▶ **Goal of the exercise**
All lines with the word "this" are to be found and copied from the listing.

▶ **Exercise data**

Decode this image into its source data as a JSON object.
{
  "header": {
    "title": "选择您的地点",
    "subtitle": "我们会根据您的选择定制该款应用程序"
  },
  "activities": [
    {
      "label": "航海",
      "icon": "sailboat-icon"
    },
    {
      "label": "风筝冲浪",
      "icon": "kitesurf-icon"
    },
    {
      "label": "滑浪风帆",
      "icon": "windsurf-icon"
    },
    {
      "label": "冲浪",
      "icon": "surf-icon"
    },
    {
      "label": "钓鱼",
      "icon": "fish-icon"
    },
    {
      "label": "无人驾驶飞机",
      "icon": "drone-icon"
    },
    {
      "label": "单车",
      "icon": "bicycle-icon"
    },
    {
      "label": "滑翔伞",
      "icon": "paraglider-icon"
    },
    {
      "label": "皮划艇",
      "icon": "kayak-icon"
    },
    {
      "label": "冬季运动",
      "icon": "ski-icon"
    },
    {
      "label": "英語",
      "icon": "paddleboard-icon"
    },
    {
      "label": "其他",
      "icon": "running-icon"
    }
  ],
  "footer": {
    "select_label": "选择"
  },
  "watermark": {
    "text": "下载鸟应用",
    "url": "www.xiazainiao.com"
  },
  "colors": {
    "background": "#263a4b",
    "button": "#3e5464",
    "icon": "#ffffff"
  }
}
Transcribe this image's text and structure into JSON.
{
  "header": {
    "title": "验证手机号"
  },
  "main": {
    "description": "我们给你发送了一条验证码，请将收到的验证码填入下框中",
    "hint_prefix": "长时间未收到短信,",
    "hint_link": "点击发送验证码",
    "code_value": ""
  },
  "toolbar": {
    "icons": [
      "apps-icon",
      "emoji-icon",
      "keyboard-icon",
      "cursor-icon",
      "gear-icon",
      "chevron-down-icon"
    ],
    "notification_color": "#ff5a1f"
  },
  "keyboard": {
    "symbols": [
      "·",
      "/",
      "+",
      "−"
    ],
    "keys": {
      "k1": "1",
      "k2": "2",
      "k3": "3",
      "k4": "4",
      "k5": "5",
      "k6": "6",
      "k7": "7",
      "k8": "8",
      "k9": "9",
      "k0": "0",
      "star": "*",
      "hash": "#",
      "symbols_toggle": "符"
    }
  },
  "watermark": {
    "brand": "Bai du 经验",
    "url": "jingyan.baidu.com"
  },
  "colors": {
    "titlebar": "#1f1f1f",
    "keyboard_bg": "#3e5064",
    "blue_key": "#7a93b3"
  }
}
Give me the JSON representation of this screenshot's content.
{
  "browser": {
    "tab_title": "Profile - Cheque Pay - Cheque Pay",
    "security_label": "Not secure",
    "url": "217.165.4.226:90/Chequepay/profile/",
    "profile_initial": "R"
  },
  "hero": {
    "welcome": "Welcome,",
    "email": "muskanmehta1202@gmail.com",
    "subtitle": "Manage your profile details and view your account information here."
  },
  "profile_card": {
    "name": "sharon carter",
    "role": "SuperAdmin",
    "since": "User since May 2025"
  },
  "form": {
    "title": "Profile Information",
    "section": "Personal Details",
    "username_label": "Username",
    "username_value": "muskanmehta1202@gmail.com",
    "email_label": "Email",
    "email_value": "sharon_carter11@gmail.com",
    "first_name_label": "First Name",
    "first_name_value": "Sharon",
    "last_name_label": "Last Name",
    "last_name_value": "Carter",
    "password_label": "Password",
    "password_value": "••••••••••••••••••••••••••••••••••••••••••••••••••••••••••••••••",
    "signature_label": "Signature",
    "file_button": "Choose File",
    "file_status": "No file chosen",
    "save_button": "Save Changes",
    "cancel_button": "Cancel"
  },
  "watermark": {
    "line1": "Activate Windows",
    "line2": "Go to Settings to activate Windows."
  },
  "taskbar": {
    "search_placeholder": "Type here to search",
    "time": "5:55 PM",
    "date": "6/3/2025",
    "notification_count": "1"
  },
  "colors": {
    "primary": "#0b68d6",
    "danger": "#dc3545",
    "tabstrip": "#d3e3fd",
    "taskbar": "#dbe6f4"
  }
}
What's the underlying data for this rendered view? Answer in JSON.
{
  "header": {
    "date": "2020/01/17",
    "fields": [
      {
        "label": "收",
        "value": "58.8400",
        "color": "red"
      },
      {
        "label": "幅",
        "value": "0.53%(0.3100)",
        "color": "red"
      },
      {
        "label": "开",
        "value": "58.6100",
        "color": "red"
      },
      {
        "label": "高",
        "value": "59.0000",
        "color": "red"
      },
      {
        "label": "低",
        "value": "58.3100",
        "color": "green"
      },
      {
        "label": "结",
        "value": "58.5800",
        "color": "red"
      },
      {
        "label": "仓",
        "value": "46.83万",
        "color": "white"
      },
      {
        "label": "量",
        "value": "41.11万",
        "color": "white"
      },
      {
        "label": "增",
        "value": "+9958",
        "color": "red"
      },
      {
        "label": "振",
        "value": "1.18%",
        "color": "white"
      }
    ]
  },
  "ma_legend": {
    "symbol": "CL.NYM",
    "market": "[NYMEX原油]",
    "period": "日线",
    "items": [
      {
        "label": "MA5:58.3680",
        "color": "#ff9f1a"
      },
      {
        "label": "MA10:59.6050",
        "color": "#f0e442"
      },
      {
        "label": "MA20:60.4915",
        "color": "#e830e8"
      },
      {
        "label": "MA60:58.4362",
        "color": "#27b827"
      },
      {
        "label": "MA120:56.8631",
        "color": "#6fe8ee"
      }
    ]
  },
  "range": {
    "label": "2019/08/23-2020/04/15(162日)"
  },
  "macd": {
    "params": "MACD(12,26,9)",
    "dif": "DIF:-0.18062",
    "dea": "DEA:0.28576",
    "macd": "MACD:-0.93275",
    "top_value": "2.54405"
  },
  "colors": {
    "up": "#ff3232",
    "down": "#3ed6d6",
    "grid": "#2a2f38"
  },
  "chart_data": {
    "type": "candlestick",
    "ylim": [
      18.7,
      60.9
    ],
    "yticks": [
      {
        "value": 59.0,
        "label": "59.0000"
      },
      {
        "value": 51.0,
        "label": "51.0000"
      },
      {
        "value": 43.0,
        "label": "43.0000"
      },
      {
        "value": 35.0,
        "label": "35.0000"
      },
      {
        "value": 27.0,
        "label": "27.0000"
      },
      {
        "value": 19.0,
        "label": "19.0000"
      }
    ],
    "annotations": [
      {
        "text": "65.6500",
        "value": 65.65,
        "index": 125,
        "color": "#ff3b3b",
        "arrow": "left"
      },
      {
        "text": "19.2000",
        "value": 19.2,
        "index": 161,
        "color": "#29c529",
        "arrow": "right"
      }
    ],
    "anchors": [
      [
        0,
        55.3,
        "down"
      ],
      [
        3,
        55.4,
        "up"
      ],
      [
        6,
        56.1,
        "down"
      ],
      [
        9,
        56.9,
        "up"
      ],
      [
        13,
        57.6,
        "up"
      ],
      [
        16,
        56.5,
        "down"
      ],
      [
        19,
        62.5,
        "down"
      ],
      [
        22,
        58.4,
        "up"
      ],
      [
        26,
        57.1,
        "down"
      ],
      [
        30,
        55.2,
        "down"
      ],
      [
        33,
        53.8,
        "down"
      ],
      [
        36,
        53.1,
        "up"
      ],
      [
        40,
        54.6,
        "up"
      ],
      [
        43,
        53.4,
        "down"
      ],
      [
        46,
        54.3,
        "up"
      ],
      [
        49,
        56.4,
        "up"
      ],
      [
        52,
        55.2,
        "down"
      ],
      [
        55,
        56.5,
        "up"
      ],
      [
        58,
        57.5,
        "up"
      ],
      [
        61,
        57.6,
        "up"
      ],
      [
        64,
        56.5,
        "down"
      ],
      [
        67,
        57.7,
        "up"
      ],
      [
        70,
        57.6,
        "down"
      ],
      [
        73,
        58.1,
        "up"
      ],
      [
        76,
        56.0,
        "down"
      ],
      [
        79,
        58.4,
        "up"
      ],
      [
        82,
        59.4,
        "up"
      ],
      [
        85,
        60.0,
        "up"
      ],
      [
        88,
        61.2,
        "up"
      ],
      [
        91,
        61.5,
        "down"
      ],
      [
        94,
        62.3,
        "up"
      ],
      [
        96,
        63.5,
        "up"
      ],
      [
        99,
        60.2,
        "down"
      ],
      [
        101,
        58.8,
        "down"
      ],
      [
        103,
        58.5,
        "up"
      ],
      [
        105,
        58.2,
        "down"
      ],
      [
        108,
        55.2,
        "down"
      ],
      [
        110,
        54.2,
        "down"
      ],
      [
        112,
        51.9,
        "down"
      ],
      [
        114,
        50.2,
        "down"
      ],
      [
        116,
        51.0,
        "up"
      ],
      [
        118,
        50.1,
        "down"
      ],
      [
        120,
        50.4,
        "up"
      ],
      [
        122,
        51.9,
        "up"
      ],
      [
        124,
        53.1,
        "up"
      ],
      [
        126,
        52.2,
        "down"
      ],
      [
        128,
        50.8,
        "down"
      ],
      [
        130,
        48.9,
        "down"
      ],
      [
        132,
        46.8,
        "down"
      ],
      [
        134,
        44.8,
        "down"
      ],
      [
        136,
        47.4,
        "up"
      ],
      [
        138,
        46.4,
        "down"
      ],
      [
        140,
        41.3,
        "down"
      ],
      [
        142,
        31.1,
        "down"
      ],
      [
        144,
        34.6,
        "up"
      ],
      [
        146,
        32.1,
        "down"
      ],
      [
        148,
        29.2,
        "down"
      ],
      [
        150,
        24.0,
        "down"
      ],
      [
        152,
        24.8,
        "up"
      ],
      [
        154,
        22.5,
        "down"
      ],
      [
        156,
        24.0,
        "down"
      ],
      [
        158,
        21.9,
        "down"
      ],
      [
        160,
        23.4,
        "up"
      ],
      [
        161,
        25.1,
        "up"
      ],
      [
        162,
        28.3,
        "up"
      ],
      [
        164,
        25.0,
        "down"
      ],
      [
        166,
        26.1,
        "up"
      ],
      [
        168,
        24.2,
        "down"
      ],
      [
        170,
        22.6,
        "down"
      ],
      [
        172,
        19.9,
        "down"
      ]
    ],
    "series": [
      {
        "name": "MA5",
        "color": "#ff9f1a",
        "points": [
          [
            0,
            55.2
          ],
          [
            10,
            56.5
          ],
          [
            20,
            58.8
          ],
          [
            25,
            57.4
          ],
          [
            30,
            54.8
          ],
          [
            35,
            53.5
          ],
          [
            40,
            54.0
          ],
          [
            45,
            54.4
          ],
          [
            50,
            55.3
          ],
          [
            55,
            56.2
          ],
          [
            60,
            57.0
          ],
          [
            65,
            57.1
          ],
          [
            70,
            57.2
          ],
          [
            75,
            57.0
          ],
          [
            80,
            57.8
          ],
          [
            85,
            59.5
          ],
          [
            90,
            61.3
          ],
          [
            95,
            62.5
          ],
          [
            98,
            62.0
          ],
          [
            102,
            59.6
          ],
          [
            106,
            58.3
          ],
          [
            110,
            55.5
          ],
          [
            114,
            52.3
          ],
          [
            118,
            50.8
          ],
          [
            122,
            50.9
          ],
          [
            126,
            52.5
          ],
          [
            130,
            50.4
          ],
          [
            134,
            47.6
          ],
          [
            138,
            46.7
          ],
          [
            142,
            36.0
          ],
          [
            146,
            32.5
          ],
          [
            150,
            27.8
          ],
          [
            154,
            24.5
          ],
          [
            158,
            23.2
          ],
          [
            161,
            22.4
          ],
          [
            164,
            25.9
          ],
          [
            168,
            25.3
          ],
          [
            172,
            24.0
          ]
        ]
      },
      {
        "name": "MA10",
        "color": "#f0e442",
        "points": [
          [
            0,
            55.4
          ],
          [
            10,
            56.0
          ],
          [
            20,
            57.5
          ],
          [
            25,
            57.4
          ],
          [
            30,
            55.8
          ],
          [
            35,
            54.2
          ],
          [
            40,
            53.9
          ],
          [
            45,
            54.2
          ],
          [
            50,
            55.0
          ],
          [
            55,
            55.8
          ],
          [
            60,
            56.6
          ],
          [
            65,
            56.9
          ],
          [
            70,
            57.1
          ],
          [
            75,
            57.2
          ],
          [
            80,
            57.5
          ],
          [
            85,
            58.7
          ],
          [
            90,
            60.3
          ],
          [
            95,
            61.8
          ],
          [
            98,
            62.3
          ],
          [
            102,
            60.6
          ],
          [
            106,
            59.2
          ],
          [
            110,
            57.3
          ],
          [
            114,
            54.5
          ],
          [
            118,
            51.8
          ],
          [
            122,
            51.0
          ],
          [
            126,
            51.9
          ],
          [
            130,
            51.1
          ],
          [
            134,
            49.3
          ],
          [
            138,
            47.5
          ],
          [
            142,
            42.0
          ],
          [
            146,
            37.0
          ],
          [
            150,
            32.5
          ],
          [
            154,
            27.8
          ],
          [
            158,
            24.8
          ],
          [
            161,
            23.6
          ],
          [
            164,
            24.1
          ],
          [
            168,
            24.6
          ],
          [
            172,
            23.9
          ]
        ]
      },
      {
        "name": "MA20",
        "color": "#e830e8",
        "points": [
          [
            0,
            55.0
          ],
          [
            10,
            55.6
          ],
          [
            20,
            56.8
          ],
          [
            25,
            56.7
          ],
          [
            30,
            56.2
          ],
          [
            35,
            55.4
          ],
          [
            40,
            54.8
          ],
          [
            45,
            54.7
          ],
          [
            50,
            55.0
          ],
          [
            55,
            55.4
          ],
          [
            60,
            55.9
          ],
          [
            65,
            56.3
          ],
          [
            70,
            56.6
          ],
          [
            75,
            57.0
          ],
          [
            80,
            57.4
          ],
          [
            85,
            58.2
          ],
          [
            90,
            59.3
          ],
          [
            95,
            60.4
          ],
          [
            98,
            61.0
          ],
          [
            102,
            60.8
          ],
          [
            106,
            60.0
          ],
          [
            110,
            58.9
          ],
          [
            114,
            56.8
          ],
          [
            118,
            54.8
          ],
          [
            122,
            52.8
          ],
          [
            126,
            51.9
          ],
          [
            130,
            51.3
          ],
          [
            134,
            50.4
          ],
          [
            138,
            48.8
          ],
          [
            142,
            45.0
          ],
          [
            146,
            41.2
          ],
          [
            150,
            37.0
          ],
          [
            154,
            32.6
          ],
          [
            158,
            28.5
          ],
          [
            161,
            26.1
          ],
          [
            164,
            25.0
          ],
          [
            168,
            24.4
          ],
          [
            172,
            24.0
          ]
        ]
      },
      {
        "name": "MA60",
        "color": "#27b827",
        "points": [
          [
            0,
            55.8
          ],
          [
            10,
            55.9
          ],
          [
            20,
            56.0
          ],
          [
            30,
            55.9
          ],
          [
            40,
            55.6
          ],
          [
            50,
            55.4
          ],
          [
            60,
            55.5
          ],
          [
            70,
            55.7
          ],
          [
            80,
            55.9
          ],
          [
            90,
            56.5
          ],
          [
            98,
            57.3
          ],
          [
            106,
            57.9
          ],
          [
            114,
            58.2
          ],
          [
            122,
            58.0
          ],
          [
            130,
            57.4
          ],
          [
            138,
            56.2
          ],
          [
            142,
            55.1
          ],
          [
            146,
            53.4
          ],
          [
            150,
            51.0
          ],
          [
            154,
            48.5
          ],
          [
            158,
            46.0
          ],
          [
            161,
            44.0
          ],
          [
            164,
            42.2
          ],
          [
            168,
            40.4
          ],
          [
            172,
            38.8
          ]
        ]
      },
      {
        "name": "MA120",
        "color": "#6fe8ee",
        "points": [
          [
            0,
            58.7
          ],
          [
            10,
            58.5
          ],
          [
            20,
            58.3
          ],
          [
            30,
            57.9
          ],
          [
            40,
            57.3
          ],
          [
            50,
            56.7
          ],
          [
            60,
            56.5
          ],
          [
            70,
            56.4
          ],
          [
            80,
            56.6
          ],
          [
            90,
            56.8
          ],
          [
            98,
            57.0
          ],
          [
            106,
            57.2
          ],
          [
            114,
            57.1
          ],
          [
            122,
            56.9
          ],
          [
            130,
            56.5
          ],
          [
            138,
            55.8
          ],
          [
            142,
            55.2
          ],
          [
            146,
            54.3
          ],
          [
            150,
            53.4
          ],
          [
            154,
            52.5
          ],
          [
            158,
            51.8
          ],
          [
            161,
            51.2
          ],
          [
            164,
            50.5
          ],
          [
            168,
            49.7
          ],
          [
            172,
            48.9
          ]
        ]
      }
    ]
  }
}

▶ **Response to the exercise**
Decode this image into its source data as a JSON object.
Transcribe this image's text and structure into JSON.
Give me the JSON representation of this screenshot's content.
What's the underlying data for this rendered view? Answer in JSON.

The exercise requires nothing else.